Select the lines below containing the word "HTTP".

● ● ●

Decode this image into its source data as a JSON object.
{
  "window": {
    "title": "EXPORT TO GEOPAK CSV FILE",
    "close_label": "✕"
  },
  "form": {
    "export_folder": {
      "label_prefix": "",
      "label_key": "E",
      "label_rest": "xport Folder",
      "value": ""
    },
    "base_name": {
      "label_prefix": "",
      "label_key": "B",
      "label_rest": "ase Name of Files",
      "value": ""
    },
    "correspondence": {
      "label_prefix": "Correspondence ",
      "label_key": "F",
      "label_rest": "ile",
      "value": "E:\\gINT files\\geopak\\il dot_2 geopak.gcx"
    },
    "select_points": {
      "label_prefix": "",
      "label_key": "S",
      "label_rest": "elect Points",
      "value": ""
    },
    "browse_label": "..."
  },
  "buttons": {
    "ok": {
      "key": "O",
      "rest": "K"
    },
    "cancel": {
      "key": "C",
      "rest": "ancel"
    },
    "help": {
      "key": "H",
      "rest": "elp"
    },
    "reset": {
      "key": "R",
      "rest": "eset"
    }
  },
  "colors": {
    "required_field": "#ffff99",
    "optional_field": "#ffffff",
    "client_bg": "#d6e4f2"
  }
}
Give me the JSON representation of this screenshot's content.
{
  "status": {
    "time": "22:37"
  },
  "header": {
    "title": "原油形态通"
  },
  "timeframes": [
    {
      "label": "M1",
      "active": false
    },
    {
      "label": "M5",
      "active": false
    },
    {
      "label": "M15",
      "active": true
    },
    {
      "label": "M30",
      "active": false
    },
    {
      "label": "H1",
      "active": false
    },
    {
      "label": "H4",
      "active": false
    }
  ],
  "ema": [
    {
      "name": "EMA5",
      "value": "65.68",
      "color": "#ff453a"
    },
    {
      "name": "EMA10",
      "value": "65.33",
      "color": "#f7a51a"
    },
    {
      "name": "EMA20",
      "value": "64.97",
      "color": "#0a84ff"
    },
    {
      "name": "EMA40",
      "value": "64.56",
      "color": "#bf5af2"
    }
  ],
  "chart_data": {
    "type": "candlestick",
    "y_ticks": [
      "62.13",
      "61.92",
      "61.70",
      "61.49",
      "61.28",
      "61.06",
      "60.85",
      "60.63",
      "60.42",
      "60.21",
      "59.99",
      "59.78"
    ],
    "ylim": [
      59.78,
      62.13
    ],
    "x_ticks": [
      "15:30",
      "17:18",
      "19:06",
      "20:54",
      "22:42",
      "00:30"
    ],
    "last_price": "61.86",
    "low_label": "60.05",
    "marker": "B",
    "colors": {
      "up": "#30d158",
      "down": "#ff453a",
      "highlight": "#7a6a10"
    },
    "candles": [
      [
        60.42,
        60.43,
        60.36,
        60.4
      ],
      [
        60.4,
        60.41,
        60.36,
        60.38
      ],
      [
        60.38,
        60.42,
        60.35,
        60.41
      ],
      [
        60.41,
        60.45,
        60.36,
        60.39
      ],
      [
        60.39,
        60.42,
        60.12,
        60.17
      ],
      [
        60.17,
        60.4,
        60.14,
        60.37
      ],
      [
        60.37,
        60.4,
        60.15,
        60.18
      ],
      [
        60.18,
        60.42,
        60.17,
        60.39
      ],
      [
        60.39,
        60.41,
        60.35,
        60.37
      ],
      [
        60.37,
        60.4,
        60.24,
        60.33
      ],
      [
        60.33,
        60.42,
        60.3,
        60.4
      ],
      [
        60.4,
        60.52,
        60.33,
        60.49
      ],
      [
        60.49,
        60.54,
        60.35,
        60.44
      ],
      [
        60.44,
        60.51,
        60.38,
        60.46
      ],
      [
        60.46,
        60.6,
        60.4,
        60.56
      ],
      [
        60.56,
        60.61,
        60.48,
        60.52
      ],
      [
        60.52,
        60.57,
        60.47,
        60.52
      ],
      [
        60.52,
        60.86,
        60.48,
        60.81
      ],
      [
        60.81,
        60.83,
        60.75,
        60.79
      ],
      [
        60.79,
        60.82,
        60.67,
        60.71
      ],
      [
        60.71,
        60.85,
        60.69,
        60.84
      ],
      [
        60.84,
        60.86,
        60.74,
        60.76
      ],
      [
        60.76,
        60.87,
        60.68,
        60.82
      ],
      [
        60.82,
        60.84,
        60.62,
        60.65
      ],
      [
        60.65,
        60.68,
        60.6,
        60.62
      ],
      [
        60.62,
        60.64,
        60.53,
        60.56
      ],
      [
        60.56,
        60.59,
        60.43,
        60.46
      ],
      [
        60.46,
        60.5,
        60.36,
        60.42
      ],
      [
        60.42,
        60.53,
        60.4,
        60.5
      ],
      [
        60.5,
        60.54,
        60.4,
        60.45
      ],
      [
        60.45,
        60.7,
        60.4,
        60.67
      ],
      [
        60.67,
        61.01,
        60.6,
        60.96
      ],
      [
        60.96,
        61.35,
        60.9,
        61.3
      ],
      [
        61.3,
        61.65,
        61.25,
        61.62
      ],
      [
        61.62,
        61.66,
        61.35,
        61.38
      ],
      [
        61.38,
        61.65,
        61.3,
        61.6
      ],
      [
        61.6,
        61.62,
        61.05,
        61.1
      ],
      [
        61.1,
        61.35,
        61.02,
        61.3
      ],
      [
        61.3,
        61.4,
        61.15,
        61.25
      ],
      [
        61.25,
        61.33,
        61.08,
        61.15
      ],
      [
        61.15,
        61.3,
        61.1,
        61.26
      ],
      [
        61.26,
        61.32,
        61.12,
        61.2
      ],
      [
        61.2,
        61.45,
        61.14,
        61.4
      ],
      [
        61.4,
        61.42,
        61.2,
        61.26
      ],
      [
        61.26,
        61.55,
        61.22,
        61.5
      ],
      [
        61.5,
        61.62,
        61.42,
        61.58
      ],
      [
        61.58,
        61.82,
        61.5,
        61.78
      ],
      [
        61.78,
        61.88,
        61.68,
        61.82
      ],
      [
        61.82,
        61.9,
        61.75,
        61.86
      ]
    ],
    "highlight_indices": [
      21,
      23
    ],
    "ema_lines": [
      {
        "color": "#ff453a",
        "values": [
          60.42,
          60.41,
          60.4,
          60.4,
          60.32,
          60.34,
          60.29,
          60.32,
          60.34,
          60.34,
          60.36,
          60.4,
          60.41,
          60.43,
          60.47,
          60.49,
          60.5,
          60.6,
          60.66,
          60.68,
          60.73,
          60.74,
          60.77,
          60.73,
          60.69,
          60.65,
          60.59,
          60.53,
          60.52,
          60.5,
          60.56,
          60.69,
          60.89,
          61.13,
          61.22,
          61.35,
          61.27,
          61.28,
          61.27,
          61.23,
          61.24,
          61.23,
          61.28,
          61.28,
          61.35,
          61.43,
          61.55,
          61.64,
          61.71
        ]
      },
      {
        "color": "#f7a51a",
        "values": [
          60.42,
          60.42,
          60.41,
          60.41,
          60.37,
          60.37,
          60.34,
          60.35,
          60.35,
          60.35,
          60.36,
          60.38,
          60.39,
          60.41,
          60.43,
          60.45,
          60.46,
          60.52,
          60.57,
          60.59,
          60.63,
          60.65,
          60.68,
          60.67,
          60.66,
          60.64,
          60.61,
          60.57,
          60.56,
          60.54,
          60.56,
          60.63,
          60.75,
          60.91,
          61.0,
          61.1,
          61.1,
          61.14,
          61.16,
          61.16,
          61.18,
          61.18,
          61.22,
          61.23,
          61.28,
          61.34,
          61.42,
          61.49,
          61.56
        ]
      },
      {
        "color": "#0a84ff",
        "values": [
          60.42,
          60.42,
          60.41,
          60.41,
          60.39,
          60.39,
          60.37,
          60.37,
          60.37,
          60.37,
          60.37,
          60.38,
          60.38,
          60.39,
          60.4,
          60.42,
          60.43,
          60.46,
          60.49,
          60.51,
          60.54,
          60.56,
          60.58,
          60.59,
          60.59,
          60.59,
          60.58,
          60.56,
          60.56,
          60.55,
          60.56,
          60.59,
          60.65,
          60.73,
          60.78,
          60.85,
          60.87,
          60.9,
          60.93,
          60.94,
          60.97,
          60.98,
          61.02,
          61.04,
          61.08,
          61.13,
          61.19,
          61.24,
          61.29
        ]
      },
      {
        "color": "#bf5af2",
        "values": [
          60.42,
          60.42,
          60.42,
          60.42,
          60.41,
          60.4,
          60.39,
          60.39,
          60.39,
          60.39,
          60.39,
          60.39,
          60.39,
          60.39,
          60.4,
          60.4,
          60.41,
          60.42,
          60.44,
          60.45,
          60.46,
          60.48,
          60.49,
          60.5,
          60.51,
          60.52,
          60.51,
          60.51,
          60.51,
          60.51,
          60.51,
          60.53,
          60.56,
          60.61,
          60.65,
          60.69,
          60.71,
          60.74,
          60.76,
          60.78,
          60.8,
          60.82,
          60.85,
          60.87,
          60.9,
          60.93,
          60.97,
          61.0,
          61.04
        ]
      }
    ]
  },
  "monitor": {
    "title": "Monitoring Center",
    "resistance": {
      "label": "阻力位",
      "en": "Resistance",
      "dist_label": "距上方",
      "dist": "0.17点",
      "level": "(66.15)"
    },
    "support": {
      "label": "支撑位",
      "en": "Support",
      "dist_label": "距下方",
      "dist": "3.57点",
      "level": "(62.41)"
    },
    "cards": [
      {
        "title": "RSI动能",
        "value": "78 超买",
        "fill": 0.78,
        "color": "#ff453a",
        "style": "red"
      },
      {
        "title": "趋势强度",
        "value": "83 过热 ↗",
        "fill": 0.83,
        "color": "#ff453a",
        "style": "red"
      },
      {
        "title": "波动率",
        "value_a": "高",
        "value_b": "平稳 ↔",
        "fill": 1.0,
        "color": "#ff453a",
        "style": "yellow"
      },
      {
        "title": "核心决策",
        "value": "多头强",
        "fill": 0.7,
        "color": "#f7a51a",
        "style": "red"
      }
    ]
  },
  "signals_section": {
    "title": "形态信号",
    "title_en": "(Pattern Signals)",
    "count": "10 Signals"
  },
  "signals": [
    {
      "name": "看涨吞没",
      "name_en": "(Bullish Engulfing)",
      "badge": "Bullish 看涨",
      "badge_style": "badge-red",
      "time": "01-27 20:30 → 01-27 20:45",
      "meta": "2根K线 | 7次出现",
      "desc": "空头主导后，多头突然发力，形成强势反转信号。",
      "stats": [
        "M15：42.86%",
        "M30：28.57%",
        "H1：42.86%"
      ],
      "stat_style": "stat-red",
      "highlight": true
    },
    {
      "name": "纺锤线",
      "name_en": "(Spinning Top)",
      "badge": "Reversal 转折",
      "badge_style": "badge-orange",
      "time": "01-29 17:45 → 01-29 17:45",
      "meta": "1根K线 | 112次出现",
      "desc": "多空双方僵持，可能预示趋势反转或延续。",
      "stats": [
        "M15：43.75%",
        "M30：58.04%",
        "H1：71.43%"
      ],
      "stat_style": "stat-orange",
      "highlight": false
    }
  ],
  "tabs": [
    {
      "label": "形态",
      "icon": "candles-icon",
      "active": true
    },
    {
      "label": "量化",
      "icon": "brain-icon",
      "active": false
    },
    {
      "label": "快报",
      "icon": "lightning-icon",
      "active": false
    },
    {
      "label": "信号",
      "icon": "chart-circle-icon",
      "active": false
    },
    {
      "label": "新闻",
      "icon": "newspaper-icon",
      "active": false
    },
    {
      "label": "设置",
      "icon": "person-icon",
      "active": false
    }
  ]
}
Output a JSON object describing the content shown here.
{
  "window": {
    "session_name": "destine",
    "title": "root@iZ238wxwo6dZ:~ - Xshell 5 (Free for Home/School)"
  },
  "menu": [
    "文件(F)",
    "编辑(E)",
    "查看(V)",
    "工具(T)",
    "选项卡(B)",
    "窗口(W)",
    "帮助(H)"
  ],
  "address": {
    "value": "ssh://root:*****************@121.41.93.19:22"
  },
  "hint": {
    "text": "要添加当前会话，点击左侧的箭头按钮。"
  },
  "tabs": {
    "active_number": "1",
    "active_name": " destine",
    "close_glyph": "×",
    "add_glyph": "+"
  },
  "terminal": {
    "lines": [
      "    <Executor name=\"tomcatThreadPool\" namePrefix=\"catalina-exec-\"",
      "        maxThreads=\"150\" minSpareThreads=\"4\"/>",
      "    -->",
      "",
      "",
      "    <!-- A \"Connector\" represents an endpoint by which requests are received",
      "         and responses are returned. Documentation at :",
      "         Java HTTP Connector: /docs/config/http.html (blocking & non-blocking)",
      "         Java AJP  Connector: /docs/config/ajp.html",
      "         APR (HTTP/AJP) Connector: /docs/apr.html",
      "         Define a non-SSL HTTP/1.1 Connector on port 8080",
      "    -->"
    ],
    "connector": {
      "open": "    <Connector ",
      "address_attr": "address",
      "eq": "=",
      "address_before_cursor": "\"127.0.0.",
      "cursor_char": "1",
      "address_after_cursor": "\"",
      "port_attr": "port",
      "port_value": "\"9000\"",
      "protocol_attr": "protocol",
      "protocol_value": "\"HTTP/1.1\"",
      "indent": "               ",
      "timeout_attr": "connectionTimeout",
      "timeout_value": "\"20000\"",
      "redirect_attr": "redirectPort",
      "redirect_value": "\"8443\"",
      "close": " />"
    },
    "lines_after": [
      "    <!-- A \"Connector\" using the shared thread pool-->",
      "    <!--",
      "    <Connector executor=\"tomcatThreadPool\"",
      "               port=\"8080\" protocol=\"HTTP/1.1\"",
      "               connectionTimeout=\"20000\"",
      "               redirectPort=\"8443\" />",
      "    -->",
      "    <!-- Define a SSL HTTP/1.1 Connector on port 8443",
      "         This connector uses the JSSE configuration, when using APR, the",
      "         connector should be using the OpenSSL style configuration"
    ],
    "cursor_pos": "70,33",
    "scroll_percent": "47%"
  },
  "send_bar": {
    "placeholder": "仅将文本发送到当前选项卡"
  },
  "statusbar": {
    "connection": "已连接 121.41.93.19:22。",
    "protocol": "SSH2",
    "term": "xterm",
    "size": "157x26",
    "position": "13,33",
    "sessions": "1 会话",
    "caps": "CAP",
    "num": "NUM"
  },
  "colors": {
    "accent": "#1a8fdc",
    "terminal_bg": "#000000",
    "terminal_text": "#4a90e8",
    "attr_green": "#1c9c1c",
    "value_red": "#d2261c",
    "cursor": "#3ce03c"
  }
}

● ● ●

> _WRITTEN SOLUTION_
      "         Java HTTP Connector: /docs/config/http.html (blocking & non-blocking)",
      "         APR (HTTP/AJP) Connector: /docs/apr.html",
      "         Define a non-SSL HTTP/1.1 Connector on port 8080",
      "protocol_value": "\"HTTP/1.1\"",
      "               port=\"8080\" protocol=\"HTTP/1.1\"",
      "    <!-- Define a SSL HTTP/1.1 Connector on port 8443",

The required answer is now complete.